For Canada-based activist Fellow Leilani Farha – then in her last year as UN Special Rapporteur on Adequate Housing – the Bertha Challenge was an opportunity to connect her global advocacy and legal work with locally focused activism and journalism.

She brought with her an international platform recognized for drawing attention to how financialization hinders the advancement of housing as a basic human right in cities around the world – a problem at the heart of the Bertha Challenge 2020 question.

Through the Fellowship program, Leilani was able to connect regularly with activists and journalists across 14 countries. Hearing about their projects had an influence on her work:

“It was deeply enriching for me to have access to people doing this on a day-to-day basis. I knew that once every few weeks, I would have a conversation with the cohort and expand my own understanding and learning.”
Leilani Farha, Canada Without Poverty

Leilani produced policy guidance notes as a part of her Fellowship: these were resources that activist and journalist Fellows in the cohort used for their own Fellowship projects.
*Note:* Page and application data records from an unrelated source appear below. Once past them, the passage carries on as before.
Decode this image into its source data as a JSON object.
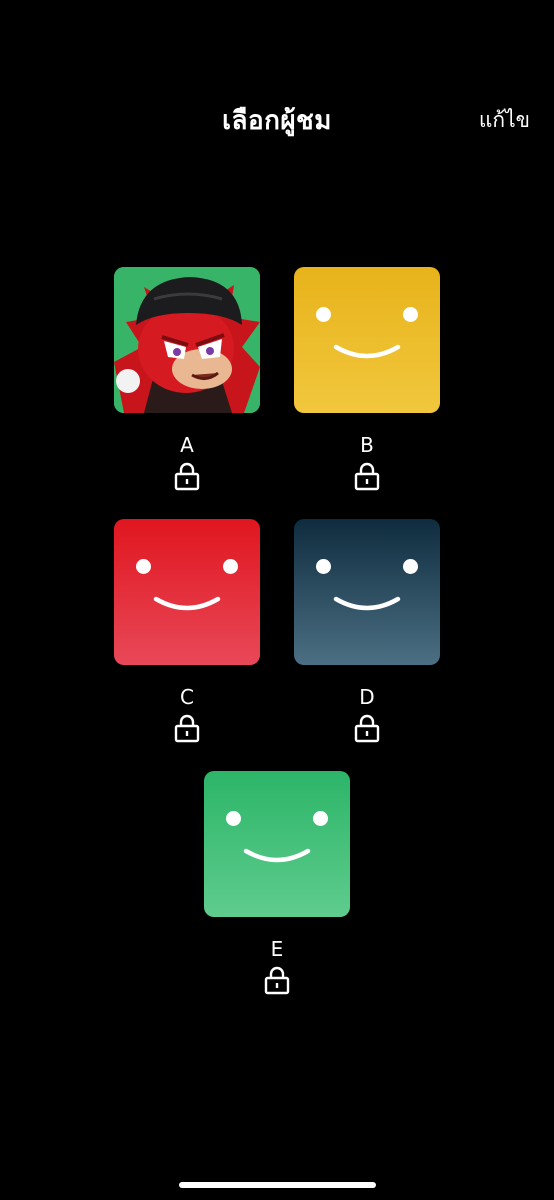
{
  "header": {
    "title": "เลือกผู้ชม",
    "edit_label": "แก้ไข"
  },
  "profiles": [
    {
      "name": "A",
      "avatar": "character-portrait",
      "locked": true
    },
    {
      "name": "B",
      "avatar": "smiley-face",
      "color_top": "#e8b31b",
      "color_bottom": "#f1c73d",
      "locked": true
    },
    {
      "name": "C",
      "avatar": "smiley-face",
      "color_top": "#e0161f",
      "color_bottom": "#e84858",
      "locked": true
    },
    {
      "name": "D",
      "avatar": "smiley-face",
      "color_top": "#0e2c3e",
      "color_bottom": "#4c6f83",
      "locked": true
    },
    {
      "name": "E",
      "avatar": "smiley-face",
      "color_top": "#2cb568",
      "color_bottom": "#5fcc8e",
      "locked": true
    }
  ],
  "icons": {
    "lock": "lock-icon"
  }
}
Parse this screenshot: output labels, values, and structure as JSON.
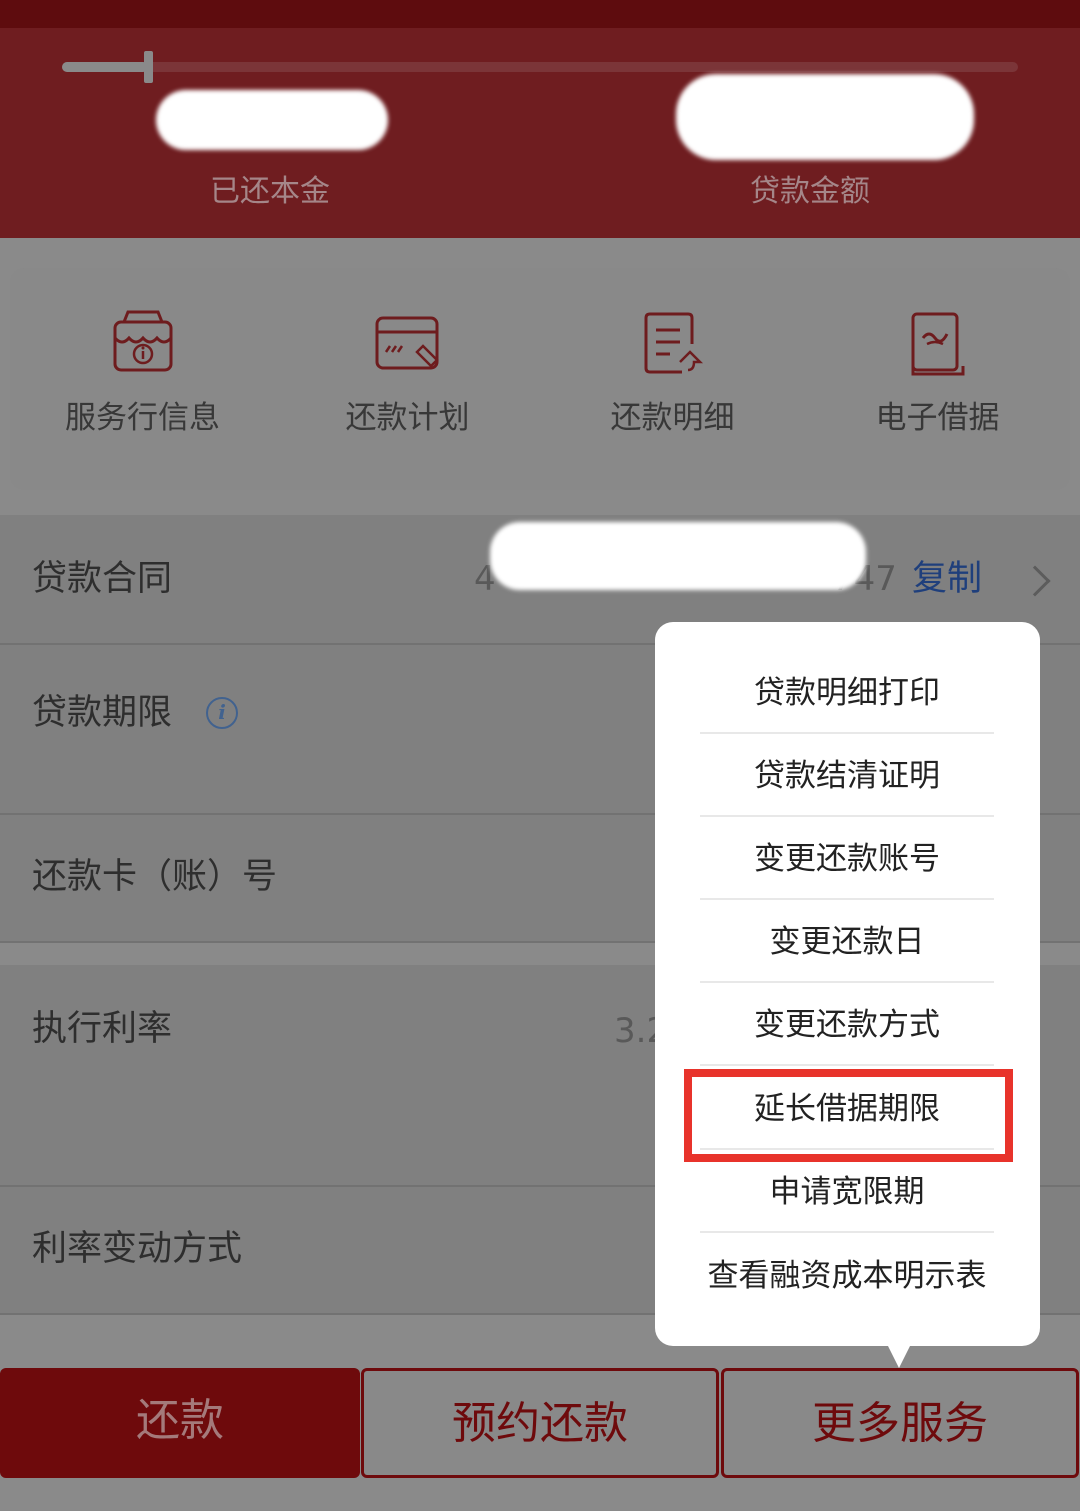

When journalist Fellow Sotiris Sideris presented his investigation into housing inequalities in Athens, for example, he used Leilani’s guidance notes on government human rights obligations to housing provision in the face of the Covid-19 pandemic to highlight the Greek government’s failure to protect those at risk of eviction.

Similarly, other Fellows – and even other Bertha grantees – benefited from access to Leilani and the office she held. On 5 December 2019, the Tshisimani Centre for Activist Education hosted a public screening of Leilani’s film Push for land and housing activists in Cape Town. This was followed by a live (over video link) discussion between Leilani and Mandisa Shandu, director of Ndifuna Ukwazi – a Bertha grantee as well as Bertha Challenge Fellow Jared Rossouw’s host organization. Leilani offered an international human rights perspective on the housing challenges faced in South Africa, while Mandisa discussed the resistance to growing housing inequalities from communities, activists and lawyers calling for affordable land and housing.

Ndifuna Ukwazi recently won a landmark court case on the right to housing against the City of Cape Town using Leilani’s UN reports:

“Leilani has been particularly vocal on the growing crisis of exclusionary cities, and her work provides a human rights underpinning to the struggle for the poor and working class to reclaim their cities – research that we have relied on in our recent court victory towards securing public land for affordable housing in Cape Town, where the right to the city has been usurped by exclusionary interests entrenched in a segregationist concept of space.”
Mandisa Shandu, Ndifuna Ukwazi

Find out more about Leilani's Bertha Challenge project.


Photo 1: Leilani Farha remotely joins a screening of Push at the Tshisimani Centre in December 2019. Image: Gavin Silber

Authors: The Bertha Challenge Team

Editorial Consultant: Karen Frances Eng

This story was originally published in the Bertha Fellows book and some of the information in this story may have changed since it was first published.